Set down every record below exactly as written, but leave out the pictures.

Items listed in a dataset
__________________________________________________

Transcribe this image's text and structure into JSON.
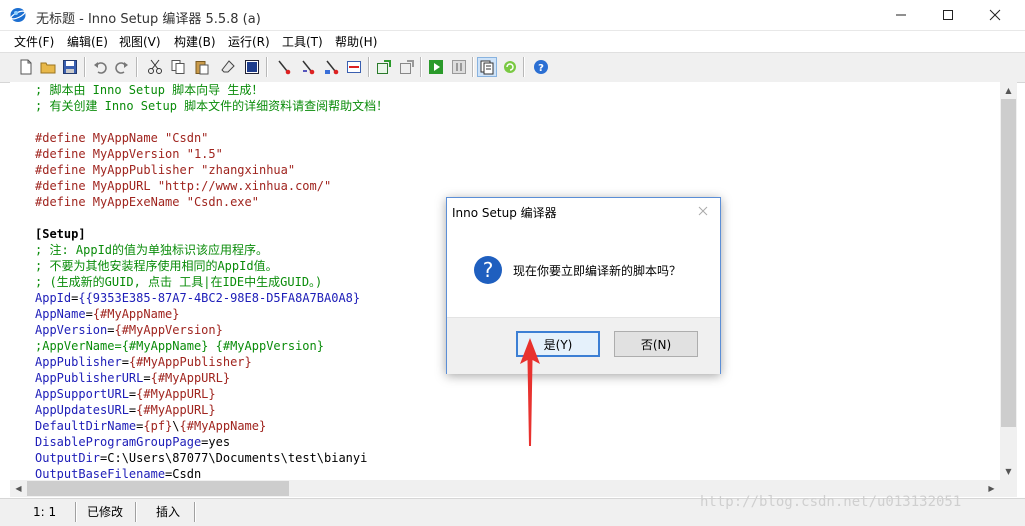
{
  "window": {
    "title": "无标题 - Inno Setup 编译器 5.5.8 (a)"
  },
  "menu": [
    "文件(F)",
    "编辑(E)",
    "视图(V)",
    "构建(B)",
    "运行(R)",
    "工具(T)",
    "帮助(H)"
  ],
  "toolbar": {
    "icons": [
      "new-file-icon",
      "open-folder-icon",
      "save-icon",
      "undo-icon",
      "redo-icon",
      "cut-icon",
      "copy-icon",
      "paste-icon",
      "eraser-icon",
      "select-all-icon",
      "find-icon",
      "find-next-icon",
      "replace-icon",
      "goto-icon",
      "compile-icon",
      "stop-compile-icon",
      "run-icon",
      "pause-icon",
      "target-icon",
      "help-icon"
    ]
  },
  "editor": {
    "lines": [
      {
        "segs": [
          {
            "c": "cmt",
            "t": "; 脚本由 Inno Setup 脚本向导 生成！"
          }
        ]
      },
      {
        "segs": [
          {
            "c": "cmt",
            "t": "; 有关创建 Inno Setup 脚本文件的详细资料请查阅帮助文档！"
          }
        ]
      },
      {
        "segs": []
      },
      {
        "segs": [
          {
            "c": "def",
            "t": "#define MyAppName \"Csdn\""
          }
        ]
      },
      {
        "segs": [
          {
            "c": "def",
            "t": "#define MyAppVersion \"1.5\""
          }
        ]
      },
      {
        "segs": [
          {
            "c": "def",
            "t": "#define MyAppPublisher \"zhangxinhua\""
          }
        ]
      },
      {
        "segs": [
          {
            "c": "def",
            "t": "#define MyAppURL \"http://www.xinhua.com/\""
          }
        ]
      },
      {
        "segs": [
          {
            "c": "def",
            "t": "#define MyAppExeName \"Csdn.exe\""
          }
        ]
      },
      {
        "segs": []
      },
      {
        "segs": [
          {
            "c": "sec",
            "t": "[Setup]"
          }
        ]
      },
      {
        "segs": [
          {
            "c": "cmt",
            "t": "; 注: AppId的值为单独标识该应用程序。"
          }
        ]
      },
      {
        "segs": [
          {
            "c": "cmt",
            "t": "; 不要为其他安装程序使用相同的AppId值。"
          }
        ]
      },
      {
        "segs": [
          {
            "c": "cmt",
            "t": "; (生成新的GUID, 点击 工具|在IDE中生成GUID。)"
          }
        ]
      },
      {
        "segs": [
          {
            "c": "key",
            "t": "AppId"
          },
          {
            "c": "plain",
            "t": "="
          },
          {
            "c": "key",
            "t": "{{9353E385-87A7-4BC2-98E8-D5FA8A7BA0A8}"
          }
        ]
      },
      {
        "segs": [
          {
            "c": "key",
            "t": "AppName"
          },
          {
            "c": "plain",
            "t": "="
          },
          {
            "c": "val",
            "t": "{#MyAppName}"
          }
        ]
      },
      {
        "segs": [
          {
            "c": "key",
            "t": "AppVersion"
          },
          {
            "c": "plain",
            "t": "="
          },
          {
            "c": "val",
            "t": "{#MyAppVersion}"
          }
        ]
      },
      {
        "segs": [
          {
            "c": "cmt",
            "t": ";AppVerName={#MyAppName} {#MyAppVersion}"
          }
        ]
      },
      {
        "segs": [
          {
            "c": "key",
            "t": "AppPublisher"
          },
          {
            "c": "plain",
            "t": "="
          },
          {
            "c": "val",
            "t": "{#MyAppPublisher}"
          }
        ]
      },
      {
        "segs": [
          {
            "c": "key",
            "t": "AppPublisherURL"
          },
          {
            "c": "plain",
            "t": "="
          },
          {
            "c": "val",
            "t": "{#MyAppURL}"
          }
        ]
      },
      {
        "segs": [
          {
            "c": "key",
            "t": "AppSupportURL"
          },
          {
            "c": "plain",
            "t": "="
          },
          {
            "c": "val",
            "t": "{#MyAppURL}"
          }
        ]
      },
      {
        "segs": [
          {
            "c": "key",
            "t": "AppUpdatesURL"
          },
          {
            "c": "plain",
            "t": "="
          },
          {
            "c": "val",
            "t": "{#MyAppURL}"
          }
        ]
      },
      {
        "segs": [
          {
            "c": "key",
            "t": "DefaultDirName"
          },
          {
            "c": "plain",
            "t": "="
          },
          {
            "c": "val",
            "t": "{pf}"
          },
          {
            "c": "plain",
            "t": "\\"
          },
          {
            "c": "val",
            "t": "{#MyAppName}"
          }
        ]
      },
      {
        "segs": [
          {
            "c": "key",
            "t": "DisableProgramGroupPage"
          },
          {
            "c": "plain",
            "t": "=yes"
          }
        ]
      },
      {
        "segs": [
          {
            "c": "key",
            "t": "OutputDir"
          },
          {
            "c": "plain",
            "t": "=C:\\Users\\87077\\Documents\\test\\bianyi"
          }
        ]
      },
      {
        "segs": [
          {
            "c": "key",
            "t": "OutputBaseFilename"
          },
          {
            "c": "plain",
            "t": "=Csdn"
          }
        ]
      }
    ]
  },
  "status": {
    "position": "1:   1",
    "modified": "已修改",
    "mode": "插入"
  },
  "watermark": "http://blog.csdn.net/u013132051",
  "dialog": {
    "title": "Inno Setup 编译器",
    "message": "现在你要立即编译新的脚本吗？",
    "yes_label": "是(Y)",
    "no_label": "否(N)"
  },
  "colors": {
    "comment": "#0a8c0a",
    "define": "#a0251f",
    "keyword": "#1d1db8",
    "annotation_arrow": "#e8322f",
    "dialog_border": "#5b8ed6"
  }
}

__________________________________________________

Output below>
Transcribe this image's text and structure into JSON.
{
  "window": {
    "title": "无标题 - Inno Setup 编译器 5.5.8 (a)"
  },
  "menu": [
    "文件(F)",
    "编辑(E)",
    "视图(V)",
    "构建(B)",
    "运行(R)",
    "工具(T)",
    "帮助(H)"
  ],
  "toolbar": {
    "icons": [
      "new-file-icon",
      "open-folder-icon",
      "save-icon",
      "undo-icon",
      "redo-icon",
      "cut-icon",
      "copy-icon",
      "paste-icon",
      "eraser-icon",
      "select-all-icon",
      "find-icon",
      "find-next-icon",
      "replace-icon",
      "goto-icon",
      "compile-icon",
      "stop-compile-icon",
      "run-icon",
      "pause-icon",
      "target-icon",
      "help-icon"
    ]
  },
  "editor": {
    "lines": [
      {
        "segs": [
          {
            "c": "cmt",
            "t": "; 脚本由 Inno Setup 脚本向导 生成！"
          }
        ]
      },
      {
        "segs": [
          {
            "c": "cmt",
            "t": "; 有关创建 Inno Setup 脚本文件的详细资料请查阅帮助文档！"
          }
        ]
      },
      {
        "segs": []
      },
      {
        "segs": [
          {
            "c": "def",
            "t": "#define MyAppName \"Csdn\""
          }
        ]
      },
      {
        "segs": [
          {
            "c": "def",
            "t": "#define MyAppVersion \"1.5\""
          }
        ]
      },
      {
        "segs": [
          {
            "c": "def",
            "t": "#define MyAppPublisher \"zhangxinhua\""
          }
        ]
      },
      {
        "segs": [
          {
            "c": "def",
            "t": "#define MyAppURL \"http://www.xinhua.com/\""
          }
        ]
      },
      {
        "segs": [
          {
            "c": "def",
            "t": "#define MyAppExeName \"Csdn.exe\""
          }
        ]
      },
      {
        "segs": []
      },
      {
        "segs": [
          {
            "c": "sec",
            "t": "[Setup]"
          }
        ]
      },
      {
        "segs": [
          {
            "c": "cmt",
            "t": "; 注: AppId的值为单独标识该应用程序。"
          }
        ]
      },
      {
        "segs": [
          {
            "c": "cmt",
            "t": "; 不要为其他安装程序使用相同的AppId值。"
          }
        ]
      },
      {
        "segs": [
          {
            "c": "cmt",
            "t": "; (生成新的GUID, 点击 工具|在IDE中生成GUID。)"
          }
        ]
      },
      {
        "segs": [
          {
            "c": "key",
            "t": "AppId"
          },
          {
            "c": "plain",
            "t": "="
          },
          {
            "c": "key",
            "t": "{{9353E385-87A7-4BC2-98E8-D5FA8A7BA0A8}"
          }
        ]
      },
      {
        "segs": [
          {
            "c": "key",
            "t": "AppName"
          },
          {
            "c": "plain",
            "t": "="
          },
          {
            "c": "val",
            "t": "{#MyAppName}"
          }
        ]
      },
      {
        "segs": [
          {
            "c": "key",
            "t": "AppVersion"
          },
          {
            "c": "plain",
            "t": "="
          },
          {
            "c": "val",
            "t": "{#MyAppVersion}"
          }
        ]
      },
      {
        "segs": [
          {
            "c": "cmt",
            "t": ";AppVerName={#MyAppName} {#MyAppVersion}"
          }
        ]
      },
      {
        "segs": [
          {
            "c": "key",
            "t": "AppPublisher"
          },
          {
            "c": "plain",
            "t": "="
          },
          {
            "c": "val",
            "t": "{#MyAppPublisher}"
          }
        ]
      },
      {
        "segs": [
          {
            "c": "key",
            "t": "AppPublisherURL"
          },
          {
            "c": "plain",
            "t": "="
          },
          {
            "c": "val",
            "t": "{#MyAppURL}"
          }
        ]
      },
      {
        "segs": [
          {
            "c": "key",
            "t": "AppSupportURL"
          },
          {
            "c": "plain",
            "t": "="
          },
          {
            "c": "val",
            "t": "{#MyAppURL}"
          }
        ]
      },
      {
        "segs": [
          {
            "c": "key",
            "t": "AppUpdatesURL"
          },
          {
            "c": "plain",
            "t": "="
          },
          {
            "c": "val",
            "t": "{#MyAppURL}"
          }
        ]
      },
      {
        "segs": [
          {
            "c": "key",
            "t": "DefaultDirName"
          },
          {
            "c": "plain",
            "t": "="
          },
          {
            "c": "val",
            "t": "{pf}"
          },
          {
            "c": "plain",
            "t": "\\"
          },
          {
            "c": "val",
            "t": "{#MyAppName}"
          }
        ]
      },
      {
        "segs": [
          {
            "c": "key",
            "t": "DisableProgramGroupPage"
          },
          {
            "c": "plain",
            "t": "=yes"
          }
        ]
      },
      {
        "segs": [
          {
            "c": "key",
            "t": "OutputDir"
          },
          {
            "c": "plain",
            "t": "=C:\\Users\\87077\\Documents\\test\\bianyi"
          }
        ]
      },
      {
        "segs": [
          {
            "c": "key",
            "t": "OutputBaseFilename"
          },
          {
            "c": "plain",
            "t": "=Csdn"
          }
        ]
      }
    ]
  },
  "status": {
    "position": "1:   1",
    "modified": "已修改",
    "mode": "插入"
  },
  "watermark": "http://blog.csdn.net/u013132051",
  "dialog": {
    "title": "Inno Setup 编译器",
    "message": "现在你要立即编译新的脚本吗？",
    "yes_label": "是(Y)",
    "no_label": "否(N)"
  },
  "colors": {
    "comment": "#0a8c0a",
    "define": "#a0251f",
    "keyword": "#1d1db8",
    "annotation_arrow": "#e8322f",
    "dialog_border": "#5b8ed6"
  }
}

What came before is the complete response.